Learning to be leaders
GENOA – Celia Huerta likes to help others.
“It makes me feel better about myself,” said Celia, an eighth grader at Genoa-Kingston Middle School. “I just like doing it.”
Helping people who are down on their luck makes Genoa seventh grader seventh grader Ashley Peterson appreciate what she has even more.
“It makes you feel better when you know you’ve done something to help families that don’t have the same things you do,” she said.
Celia and Ashley are students in the leadership and community service class being offered for the first time this year at GKMS. The required class is taught in six-week rotations: two weeks of learning communication skills, two weeks of leadership skills and two weeks of community service.
When principal Angelo Lekkas was considering the leadership program, teacher Carol Hencken suggested incorporating community service into the curriculum.
“Leadership really ties into community service,” she said.
Lekkas challenged each student to perform at least five hours of community service throughout the school year. Hencken said that service could be anything the students are not paid for that benefits someone else. Since Genoa-Kingston High School encourages its students to perform community service, it just made sense the middle school should do the same, Hencken said.
“I raised my kids in Maryland.
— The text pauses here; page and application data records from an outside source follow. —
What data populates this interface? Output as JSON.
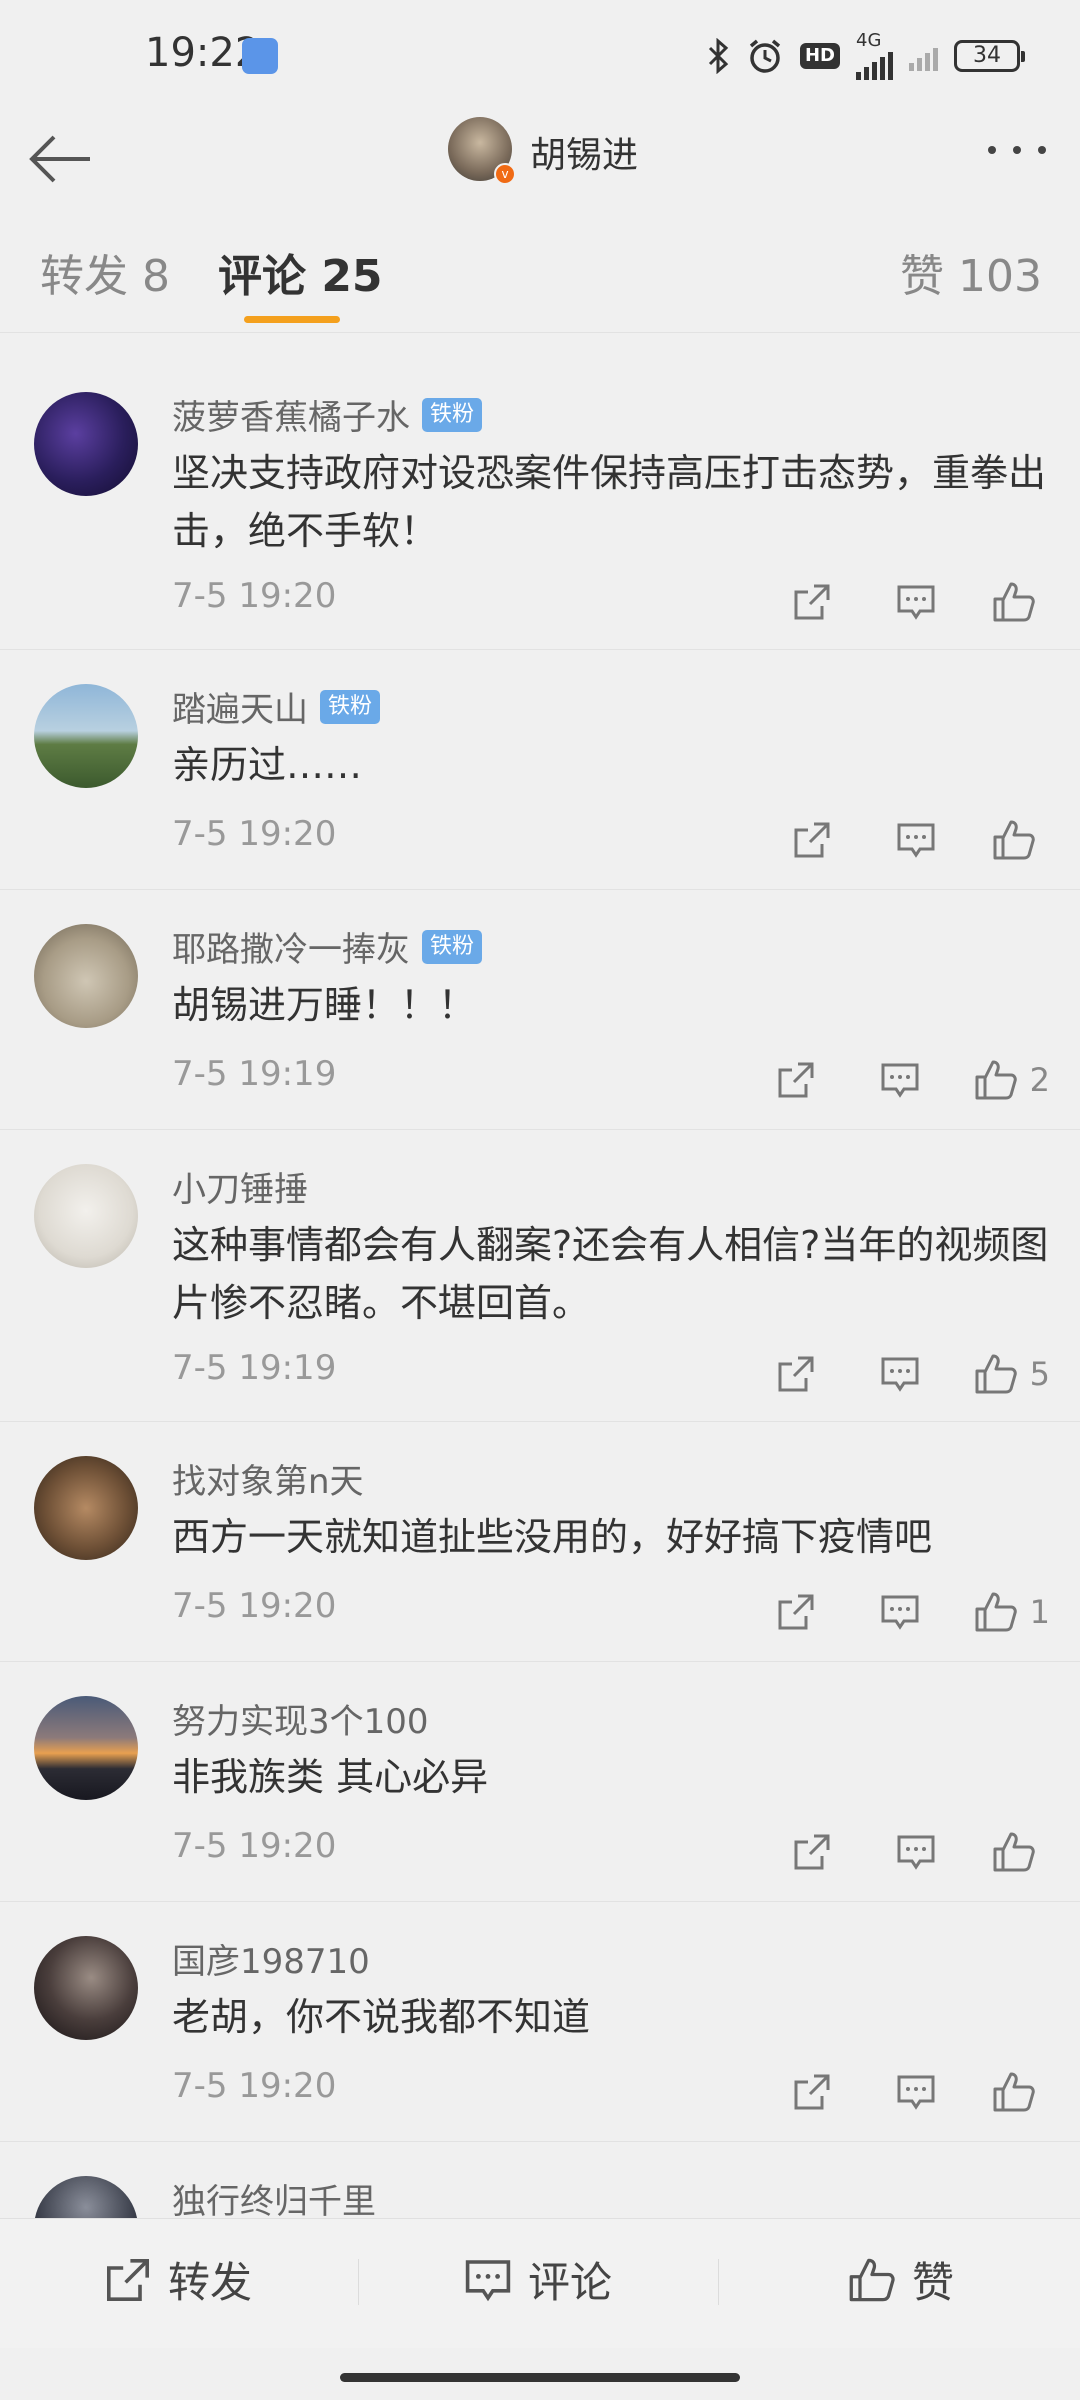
{
  "status_bar": {
    "time": "19:22",
    "network": "4G",
    "hd": "HD",
    "battery": "34"
  },
  "header": {
    "title": "胡锡进"
  },
  "tabs": {
    "repost": "转发 8",
    "comments": "评论 25",
    "likes": "赞 103"
  },
  "comments": [
    {
      "user": "菠萝香蕉橘子水",
      "badge": "铁粉",
      "text": "坚决支持政府对设恐案件保持高压打击态势，重拳出击，绝不手软！",
      "time": "7-5 19:20",
      "likes": ""
    },
    {
      "user": "踏遍天山",
      "badge": "铁粉",
      "text": "亲历过……",
      "time": "7-5 19:20",
      "likes": ""
    },
    {
      "user": "耶路撒冷一捧灰",
      "badge": "铁粉",
      "text": "胡锡进万睡！！！",
      "time": "7-5 19:19",
      "likes": "2"
    },
    {
      "user": "小刀锤捶",
      "badge": "",
      "text": "这种事情都会有人翻案?还会有人相信?当年的视频图片惨不忍睹。不堪回首。",
      "time": "7-5 19:19",
      "likes": "5"
    },
    {
      "user": "找对象第n天",
      "badge": "",
      "text": "西方一天就知道扯些没用的，好好搞下疫情吧",
      "time": "7-5 19:20",
      "likes": "1"
    },
    {
      "user": "努力实现3个100",
      "badge": "",
      "text": "非我族类 其心必异",
      "time": "7-5 19:20",
      "likes": ""
    },
    {
      "user": "国彦198710",
      "badge": "",
      "text": "老胡，你不说我都不知道",
      "time": "7-5 19:20",
      "likes": ""
    },
    {
      "user": "独行终归千里",
      "badge": "",
      "text": "",
      "time": "",
      "likes": ""
    }
  ],
  "bottom_bar": {
    "repost": "转发",
    "comment": "评论",
    "like": "赞"
  },
  "colors": {
    "background": "#f0f0f0",
    "tab_indicator": "#f4a01d",
    "fan_badge": "#6aa9e8",
    "verified": "#f06a14"
  }
}
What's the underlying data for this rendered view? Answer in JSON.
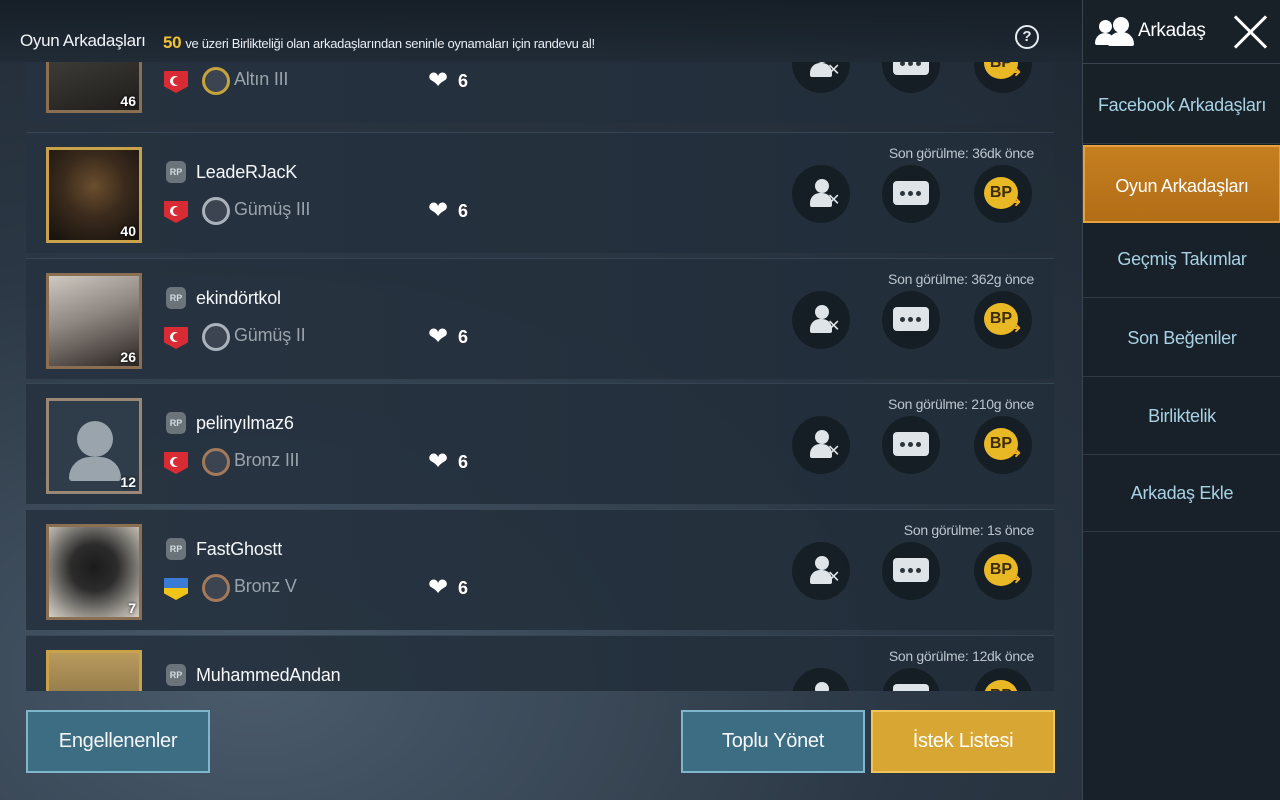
{
  "header": {
    "title": "Oyun Arkadaşları",
    "notice_number": "50",
    "notice_text": "ve üzeri Birlikteliği olan arkadaşlarından seninle oynamaları için randevu al!",
    "help_symbol": "?"
  },
  "icons": {
    "heart": "❤",
    "remove_x": "✕",
    "gift_coin": "BP",
    "gift_arrow": "➜"
  },
  "friends": [
    {
      "name": "",
      "level": "46",
      "tier": "Altın III",
      "likes": "6",
      "last_seen": ""
    },
    {
      "name": "LeadeRJacK",
      "level": "40",
      "tier": "Gümüş III",
      "likes": "6",
      "last_seen": "Son görülme: 36dk önce"
    },
    {
      "name": "ekindörtkol",
      "level": "26",
      "tier": "Gümüş II",
      "likes": "6",
      "last_seen": "Son görülme: 362g önce"
    },
    {
      "name": "pelinyılmaz6",
      "level": "12",
      "tier": "Bronz III",
      "likes": "6",
      "last_seen": "Son görülme: 210g önce"
    },
    {
      "name": "FastGhostt",
      "level": "7",
      "tier": "Bronz V",
      "likes": "6",
      "last_seen": "Son görülme: 1s önce"
    },
    {
      "name": "MuhammedAndan",
      "level": "",
      "tier": "",
      "likes": "",
      "last_seen": "Son görülme: 12dk önce"
    }
  ],
  "rp_label": "RP",
  "buttons": {
    "blocked": "Engellenenler",
    "bulk_manage": "Toplu Yönet",
    "request_list": "İstek Listesi"
  },
  "sidebar": {
    "title": "Arkadaş",
    "items": [
      {
        "label": "Facebook Arkadaşları"
      },
      {
        "label": "Oyun Arkadaşları"
      },
      {
        "label": "Geçmiş Takımlar"
      },
      {
        "label": "Son Beğeniler"
      },
      {
        "label": "Birliktelik"
      },
      {
        "label": "Arkadaş Ekle"
      }
    ]
  },
  "colors": {
    "accent_gold": "#d8a632",
    "button_blue": "#3d6d83",
    "active_tab": "#c57f20"
  }
}
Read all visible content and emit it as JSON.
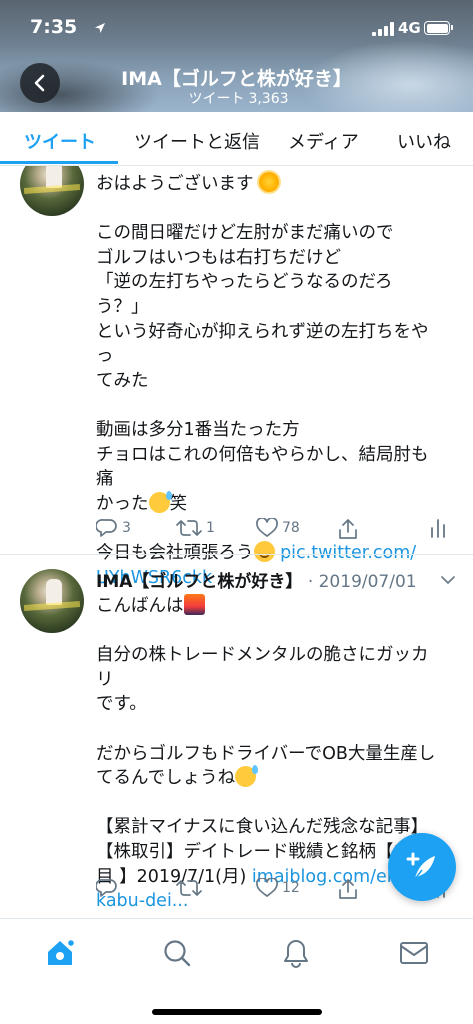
{
  "status_bar": {
    "time": "7:35",
    "network": "4G",
    "icons": [
      "location-arrow-icon",
      "signal-icon",
      "battery-icon"
    ]
  },
  "header": {
    "back_icon": "chevron-left-icon",
    "profile_name": "IMA【ゴルフと株が好き】",
    "tweet_count_label": "ツイート",
    "tweet_count": "3,363"
  },
  "tabs": [
    {
      "label": "ツイート",
      "active": true
    },
    {
      "label": "ツイートと返信",
      "active": false
    },
    {
      "label": "メディア",
      "active": false
    },
    {
      "label": "いいね",
      "active": false
    }
  ],
  "tweets": [
    {
      "partial": true,
      "lines": {
        "l1": "おはようございます",
        "l2": "この間日曜だけど左肘がまだ痛いので",
        "l3": "ゴルフはいつもは右打ちだけど",
        "l4": "「逆の左打ちやったらどうなるのだろう？」",
        "l5": "という好奇心が抑えられず逆の左打ちをやっ",
        "l6": "てみた",
        "l7": "動画は多分1番当たった方",
        "l8": "チョロはこれの何倍もやらかし、結局肘も痛",
        "l9a": "かった",
        "l9b": "笑",
        "l10": "今日も会社頑張ろう",
        "link1": "pic.twitter.com/",
        "link2": "UYhWSR6ckk"
      },
      "actions": {
        "replies": "3",
        "retweets": "1",
        "likes": "78"
      }
    },
    {
      "author": "IMA【ゴルフと株が好き】",
      "date": "· 2019/07/01",
      "lines": {
        "l1": "こんばんは",
        "l2": "自分の株トレードメンタルの脆さにガッカリ",
        "l3": "です。",
        "l4": "だからゴルフもドライバーでOB大量生産し",
        "l5": "てるんでしょうね",
        "l6": "【累計マイナスに食い込んだ残念な記事】",
        "l7": "【株取引】デイトレード戦績と銘柄【9日",
        "l8": "目 】2019/7/1(月)",
        "link1": "imaiblog.com/ent",
        "link2": "kabu-dei..."
      },
      "actions": {
        "replies": "",
        "retweets": "",
        "likes": "12"
      }
    }
  ],
  "fab": {
    "icon": "compose-tweet-icon"
  },
  "bottom_nav": [
    "home-icon",
    "search-icon",
    "notifications-bell-icon",
    "messages-envelope-icon"
  ],
  "colors": {
    "accent": "#1da1f2",
    "link": "#1b95e0",
    "muted": "#657786",
    "divider": "#e1e8ed"
  }
}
They had to have either 40 or 60 hours (of community service) to graduate,” Hencken said. “It was just something the state felt strongly about. I know of kids that didn’t graduate because of it.”
Guest speakers visit the class to offer examples of community service. Retired school teacher Laura Haines, for example, explained how she started the Kingston Sharing Library. Another speaker, Judy Thompson, set up special hours after school to allow children a chance to help out at the Genoa food pantry.
“Once the people in our community know the kids want to do this, they’ll find a way to get the kids involved,” Hencken said. “These kids can’t drive, so it has to be in our building or after school where they can walk.”
Hencken said all the speakers opened students’ eyes to what they can do to help. A lot of them are already performing community service without realizing it, she said – shoveling snow or mowing grass for grandparents without being paid, for example. Hencken said she offers the class suggestions, but it’s up to the students to decide what they want to do.
“I tell them all they have to do is look around the community and see where the needs are and get involved,” she said.
Sixth grader Olivia Simmons helps out at the United Methodist Church and Feed My Starving Children. She said she liked the class because Hencken “is really funny and gets our jokes.”
Celia helped at Market Day and read to Kingston Elementary School children. She also helps out at a dog rescue.
Nathan Nesler, a seventh grader, helps at the concession stand at G-K Broncos football games, saying, “they helped me, so I want to help them.” He said he enjoys having Hencken as a teacher.
“She lets us do a lot of fun things, and she’ll teach us about helping out,” he said.
Ashley Peterson volunteers at the Methodist church, the food pantry, Feed My Starving Children, and Feed’em Soup and helps with student council activities. She’s also an athlete who plays softball and volleyball and swims.
“I try to get as much as I can,” she said. “But I have limited time.”
Many students, Hencken said, are accumulating far more than the five hours required. By the end of the school year, some could have as many as 50 hours. Just so their hard work doesn’t go unnoticed, Hencken said Lekkas promised an ice cream party at the end of the school year for those with five hours and a pizza party for those with 25 or more.